■ **Task prompt**
Line by line, write out the material exactly.

··· Input material ···

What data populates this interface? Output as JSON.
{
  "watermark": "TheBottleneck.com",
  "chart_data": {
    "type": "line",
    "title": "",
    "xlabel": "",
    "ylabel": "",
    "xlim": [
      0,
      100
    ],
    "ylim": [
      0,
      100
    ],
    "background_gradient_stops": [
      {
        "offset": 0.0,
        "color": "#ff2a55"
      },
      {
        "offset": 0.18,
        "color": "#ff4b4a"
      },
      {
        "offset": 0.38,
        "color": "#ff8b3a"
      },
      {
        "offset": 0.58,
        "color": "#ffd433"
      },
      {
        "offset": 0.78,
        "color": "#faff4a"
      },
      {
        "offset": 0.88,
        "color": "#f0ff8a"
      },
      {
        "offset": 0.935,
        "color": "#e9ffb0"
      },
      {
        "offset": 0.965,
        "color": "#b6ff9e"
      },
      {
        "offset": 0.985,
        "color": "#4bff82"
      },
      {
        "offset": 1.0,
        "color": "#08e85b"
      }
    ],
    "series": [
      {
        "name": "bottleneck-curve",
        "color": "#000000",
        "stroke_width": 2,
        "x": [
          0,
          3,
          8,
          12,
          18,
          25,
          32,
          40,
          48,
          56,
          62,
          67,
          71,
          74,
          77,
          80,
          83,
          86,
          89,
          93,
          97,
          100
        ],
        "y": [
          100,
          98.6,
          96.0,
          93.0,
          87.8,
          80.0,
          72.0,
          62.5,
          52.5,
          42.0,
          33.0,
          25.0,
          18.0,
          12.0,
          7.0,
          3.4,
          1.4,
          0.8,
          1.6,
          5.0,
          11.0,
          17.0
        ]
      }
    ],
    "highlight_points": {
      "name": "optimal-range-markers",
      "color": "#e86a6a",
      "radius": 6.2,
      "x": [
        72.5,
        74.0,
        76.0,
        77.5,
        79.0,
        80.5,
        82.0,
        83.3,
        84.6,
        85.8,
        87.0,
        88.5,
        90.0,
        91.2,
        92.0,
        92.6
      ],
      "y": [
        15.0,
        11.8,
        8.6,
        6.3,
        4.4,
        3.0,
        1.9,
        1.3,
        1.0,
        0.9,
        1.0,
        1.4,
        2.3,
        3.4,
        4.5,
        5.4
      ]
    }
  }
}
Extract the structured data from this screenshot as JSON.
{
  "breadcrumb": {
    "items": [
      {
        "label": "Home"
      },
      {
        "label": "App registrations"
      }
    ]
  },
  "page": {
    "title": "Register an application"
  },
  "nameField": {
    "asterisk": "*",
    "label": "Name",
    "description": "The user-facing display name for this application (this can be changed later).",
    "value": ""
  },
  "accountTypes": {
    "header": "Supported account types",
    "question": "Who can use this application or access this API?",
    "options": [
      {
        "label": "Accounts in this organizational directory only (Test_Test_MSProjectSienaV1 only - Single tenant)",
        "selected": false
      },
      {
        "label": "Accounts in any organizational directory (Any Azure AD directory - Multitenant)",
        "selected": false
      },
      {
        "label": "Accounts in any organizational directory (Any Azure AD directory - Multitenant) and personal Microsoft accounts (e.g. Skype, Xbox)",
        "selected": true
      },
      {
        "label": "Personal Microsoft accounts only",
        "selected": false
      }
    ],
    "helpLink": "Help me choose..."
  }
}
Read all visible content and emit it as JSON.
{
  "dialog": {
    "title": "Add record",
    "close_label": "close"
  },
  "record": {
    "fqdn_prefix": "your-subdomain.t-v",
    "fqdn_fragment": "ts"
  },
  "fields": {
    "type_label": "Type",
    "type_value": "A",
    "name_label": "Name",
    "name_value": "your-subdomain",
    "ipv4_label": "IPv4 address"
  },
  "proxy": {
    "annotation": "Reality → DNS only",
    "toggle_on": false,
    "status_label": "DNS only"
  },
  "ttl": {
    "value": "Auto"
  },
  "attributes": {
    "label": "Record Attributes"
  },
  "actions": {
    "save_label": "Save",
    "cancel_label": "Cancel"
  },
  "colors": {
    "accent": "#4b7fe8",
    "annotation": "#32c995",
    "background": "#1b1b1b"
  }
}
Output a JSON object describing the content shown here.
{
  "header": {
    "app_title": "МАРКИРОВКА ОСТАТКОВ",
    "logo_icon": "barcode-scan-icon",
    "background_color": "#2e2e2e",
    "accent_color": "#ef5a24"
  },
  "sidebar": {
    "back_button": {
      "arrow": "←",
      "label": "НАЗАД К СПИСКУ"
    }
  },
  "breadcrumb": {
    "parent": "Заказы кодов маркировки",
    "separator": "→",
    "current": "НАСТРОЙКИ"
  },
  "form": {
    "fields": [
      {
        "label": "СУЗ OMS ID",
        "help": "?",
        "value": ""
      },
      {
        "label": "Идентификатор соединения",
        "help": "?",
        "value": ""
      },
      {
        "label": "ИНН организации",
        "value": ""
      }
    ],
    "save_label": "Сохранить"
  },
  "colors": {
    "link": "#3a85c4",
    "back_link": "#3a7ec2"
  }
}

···

■ **Your response**
What data populates this interface? Output as JSON.
{
  "watermark": "TheBottleneck.com",
  "chart_data": {
    "type": "line",
    "title": "",
    "xlabel": "",
    "ylabel": "",
    "xlim": [
      0,
      100
    ],
    "ylim": [
      0,
      100
    ],
    "background_gradient_stops": [
      {
        "offset": 0.0,
        "color": "#ff2a55"
      },
      {
        "offset": 0.18,
        "color": "#ff4b4a"
      },
      {
        "offset": 0.38,
        "color": "#ff8b3a"
      },
      {
        "offset": 0.58,
        "color": "#ffd433"
      },
      {
        "offset": 0.78,
        "color": "#faff4a"
      },
      {
        "offset": 0.88,
        "color": "#f0ff8a"
      },
      {
        "offset": 0.935,
        "color": "#e9ffb0"
      },
      {
        "offset": 0.965,
        "color": "#b6ff9e"
      },
      {
        "offset": 0.985,
        "color": "#4bff82"
      },
      {
        "offset": 1.0,
        "color": "#08e85b"
      }
    ],
    "series": [
      {
        "name": "bottleneck-curve",
        "color": "#000000",
        "stroke_width": 2,
        "x": [
          0,
          3,
          8,
          12,
          18,
          25,
          32,
          40,
          48,
          56,
          62,
          67,
          71,
          74,
          77,
          80,
          83,
          86,
          89,
          93,
          97,
          100
        ],
        "y": [
          100,
          98.6,
          96.0,
          93.0,
          87.8,
          80.0,
          72.0,
          62.5,
          52.5,
          42.0,
          33.0,
          25.0,
          18.0,
          12.0,
          7.0,
          3.4,
          1.4,
          0.8,
          1.6,
          5.0,
          11.0,
          17.0
        ]
      }
    ],
    "highlight_points": {
      "name": "optimal-range-markers",
      "color": "#e86a6a",
      "radius": 6.2,
      "x": [
        72.5,
        74.0,
        76.0,
        77.5,
        79.0,
        80.5,
        82.0,
        83.3,
        84.6,
        85.8,
        87.0,
        88.5,
        90.0,
        91.2,
        92.0,
        92.6
      ],
      "y": [
        15.0,
        11.8,
        8.6,
        6.3,
        4.4,
        3.0,
        1.9,
        1.3,
        1.0,
        0.9,
        1.0,
        1.4,
        2.3,
        3.4,
        4.5,
        5.4
      ]
    }
  }
}
Extract the structured data from this screenshot as JSON.
{
  "breadcrumb": {
    "items": [
      {
        "label": "Home"
      },
      {
        "label": "App registrations"
      }
    ]
  },
  "page": {
    "title": "Register an application"
  },
  "nameField": {
    "asterisk": "*",
    "label": "Name",
    "description": "The user-facing display name for this application (this can be changed later).",
    "value": ""
  },
  "accountTypes": {
    "header": "Supported account types",
    "question": "Who can use this application or access this API?",
    "options": [
      {
        "label": "Accounts in this organizational directory only (Test_Test_MSProjectSienaV1 only - Single tenant)",
        "selected": false
      },
      {
        "label": "Accounts in any organizational directory (Any Azure AD directory - Multitenant)",
        "selected": false
      },
      {
        "label": "Accounts in any organizational directory (Any Azure AD directory - Multitenant) and personal Microsoft accounts (e.g. Skype, Xbox)",
        "selected": true
      },
      {
        "label": "Personal Microsoft accounts only",
        "selected": false
      }
    ],
    "helpLink": "Help me choose..."
  }
}
Read all visible content and emit it as JSON.
{
  "dialog": {
    "title": "Add record",
    "close_label": "close"
  },
  "record": {
    "fqdn_prefix": "your-subdomain.t-v",
    "fqdn_fragment": "ts"
  },
  "fields": {
    "type_label": "Type",
    "type_value": "A",
    "name_label": "Name",
    "name_value": "your-subdomain",
    "ipv4_label": "IPv4 address"
  },
  "proxy": {
    "annotation": "Reality → DNS only",
    "toggle_on": false,
    "status_label": "DNS only"
  },
  "ttl": {
    "value": "Auto"
  },
  "attributes": {
    "label": "Record Attributes"
  },
  "actions": {
    "save_label": "Save",
    "cancel_label": "Cancel"
  },
  "colors": {
    "accent": "#4b7fe8",
    "annotation": "#32c995",
    "background": "#1b1b1b"
  }
}
Output a JSON object describing the content shown here.
{
  "header": {
    "app_title": "МАРКИРОВКА ОСТАТКОВ",
    "logo_icon": "barcode-scan-icon",
    "background_color": "#2e2e2e",
    "accent_color": "#ef5a24"
  },
  "sidebar": {
    "back_button": {
      "arrow": "←",
      "label": "НАЗАД К СПИСКУ"
    }
  },
  "breadcrumb": {
    "parent": "Заказы кодов маркировки",
    "separator": "→",
    "current": "НАСТРОЙКИ"
  },
  "form": {
    "fields": [
      {
        "label": "СУЗ OMS ID",
        "help": "?",
        "value": ""
      },
      {
        "label": "Идентификатор соединения",
        "help": "?",
        "value": ""
      },
      {
        "label": "ИНН организации",
        "value": ""
      }
    ],
    "save_label": "Сохранить"
  },
  "colors": {
    "link": "#3a85c4",
    "back_link": "#3a7ec2"
  }
}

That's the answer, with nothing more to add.